Even every week, there is a focus on various economic indicators even though the issues (housing starts, employment, recession, etc.) are unconnected to the price of Gold.
The danger of a government default has been discussed once again. It’s time to dispel another myth about Gold and what it implies for price expectations.
GOVERNMENT FAILURE OPPORTUNITIES
It may seem cheesy, but the United States government will unlikely default on its debt.
Debt default has become a political talking issue due to political posturing and gamesmanship. The United States has a “legal” debt limit, although it has no real-world consequences.
No matter what the various members of Congress (from both parties) say, if they were held responsible for the broad negative consequences of a government debt default, none of them would be prepared to reply to their constituents’ threat; there is adequate fundamental support for a lower gold price rather than a greater one, even in the event of a “default”l of the potential negative consequences.
GOLD PRICES ARE DROPPING
The current default concerns stem from the government’s legal debt limit imposed by law.
Because it has reached its borrowing limit, the United States Treasury cannot issue new bonds to repay existing obligations that have come to their maturity date. Furthermore, the government could not pay its debts and continue operations without additional revenue from bond sales.
The government causes inflation by expanding the money and credit issuance of new bonds. With the expansion of credit and money, the value of all money in circulation falls.
As a result, all present money loses purchasing power. Inflation is caused by increasing eloquence of a decline in purchasing power.
Deflation, the inverse of inflation, occurs when the government cannot issue new bonds to refinance its present obligations and get additional cash to support its ongoing operations.
We are already witnessing a worsening of the money and credit supply as the value of financial assets declines, and increasing interest rates have a detrimental influence on economic activity.
A government debt default might exacerbate the deflationary trend and trigger depression.
Because deflation is the inverse of inflation, your money’s purchasing power would grow rather than fall. The disadvantage would be that there would be less money available.
There is no fundamental reason to forecast a higher price for Gold during deflation since a higher price for Gold over time results from a loss of purchasing power in the U.S. dollar during deflation and a gain in dollar purchasing power during inflation.
There is no fundamental foundation for expeU.S.ing a higher gold price in the case of a U.S. government debt default since there is no real reason to do so during deflation, and such a default would be deflationaU.S.
I make no forecasts about deflation or an imminent government debt default.
My goal is to bring attention to illogical expectations and projections for gold price increases based on events and circumstances unrelated to Gold; in the case of a national debt default, the fundamentals challenge the assumptions.
The expectation of a higher gold price is primarily due to the continuous reduction in the purchasing power of the U.S. dollar.
Conversely, Gold tends to react to such losses after the fact and is slow to detect them.

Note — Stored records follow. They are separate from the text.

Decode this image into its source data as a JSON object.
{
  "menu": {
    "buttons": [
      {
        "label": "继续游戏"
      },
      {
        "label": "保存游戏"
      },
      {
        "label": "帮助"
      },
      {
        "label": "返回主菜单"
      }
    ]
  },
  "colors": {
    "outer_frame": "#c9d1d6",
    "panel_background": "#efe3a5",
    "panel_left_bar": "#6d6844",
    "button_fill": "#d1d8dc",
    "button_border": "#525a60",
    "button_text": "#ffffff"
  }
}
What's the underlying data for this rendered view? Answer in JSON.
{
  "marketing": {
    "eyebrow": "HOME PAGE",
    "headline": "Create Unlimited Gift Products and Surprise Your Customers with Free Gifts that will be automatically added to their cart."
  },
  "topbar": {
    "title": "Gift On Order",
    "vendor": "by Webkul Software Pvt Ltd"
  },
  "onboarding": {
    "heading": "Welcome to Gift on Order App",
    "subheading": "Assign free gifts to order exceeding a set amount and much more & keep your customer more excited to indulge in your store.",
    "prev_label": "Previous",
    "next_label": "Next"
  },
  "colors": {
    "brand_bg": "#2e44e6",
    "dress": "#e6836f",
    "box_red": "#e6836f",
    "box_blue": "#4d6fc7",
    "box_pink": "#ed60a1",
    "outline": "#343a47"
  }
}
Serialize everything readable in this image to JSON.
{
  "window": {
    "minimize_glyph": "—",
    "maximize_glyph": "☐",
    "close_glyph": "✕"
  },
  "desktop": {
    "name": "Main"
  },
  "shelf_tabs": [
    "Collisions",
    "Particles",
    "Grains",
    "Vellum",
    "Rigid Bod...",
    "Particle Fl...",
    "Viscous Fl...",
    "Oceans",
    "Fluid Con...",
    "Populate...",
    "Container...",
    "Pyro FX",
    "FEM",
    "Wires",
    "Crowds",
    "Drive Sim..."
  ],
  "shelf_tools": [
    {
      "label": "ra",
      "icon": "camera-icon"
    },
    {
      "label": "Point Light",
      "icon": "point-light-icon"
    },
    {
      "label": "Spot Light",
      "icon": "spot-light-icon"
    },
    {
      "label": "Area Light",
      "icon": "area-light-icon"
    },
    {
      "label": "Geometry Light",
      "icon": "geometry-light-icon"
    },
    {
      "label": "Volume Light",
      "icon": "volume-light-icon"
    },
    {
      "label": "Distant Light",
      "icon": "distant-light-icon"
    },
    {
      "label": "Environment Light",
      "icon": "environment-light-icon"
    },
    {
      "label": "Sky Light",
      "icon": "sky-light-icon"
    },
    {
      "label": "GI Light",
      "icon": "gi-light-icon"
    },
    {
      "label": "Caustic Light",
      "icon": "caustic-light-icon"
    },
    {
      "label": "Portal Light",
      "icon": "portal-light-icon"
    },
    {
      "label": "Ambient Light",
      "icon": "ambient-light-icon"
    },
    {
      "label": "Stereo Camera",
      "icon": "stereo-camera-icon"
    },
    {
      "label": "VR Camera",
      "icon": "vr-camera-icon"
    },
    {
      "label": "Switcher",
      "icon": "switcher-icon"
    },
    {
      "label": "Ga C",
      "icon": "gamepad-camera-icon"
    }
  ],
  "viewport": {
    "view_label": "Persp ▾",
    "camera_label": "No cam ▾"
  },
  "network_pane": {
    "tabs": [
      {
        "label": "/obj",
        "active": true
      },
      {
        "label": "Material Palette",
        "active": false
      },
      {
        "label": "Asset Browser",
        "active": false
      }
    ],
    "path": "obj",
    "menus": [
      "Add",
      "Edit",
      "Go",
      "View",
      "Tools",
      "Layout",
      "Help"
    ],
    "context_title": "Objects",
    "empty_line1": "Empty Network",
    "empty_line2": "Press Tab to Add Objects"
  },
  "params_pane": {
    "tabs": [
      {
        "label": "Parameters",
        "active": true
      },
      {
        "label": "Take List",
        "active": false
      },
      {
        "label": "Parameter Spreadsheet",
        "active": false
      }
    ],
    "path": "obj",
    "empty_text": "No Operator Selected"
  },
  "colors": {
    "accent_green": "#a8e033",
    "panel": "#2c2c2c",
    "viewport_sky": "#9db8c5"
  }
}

Years may elapse after U.S.e occurrence. (See also The Effect of Deflation on Gold Prices.)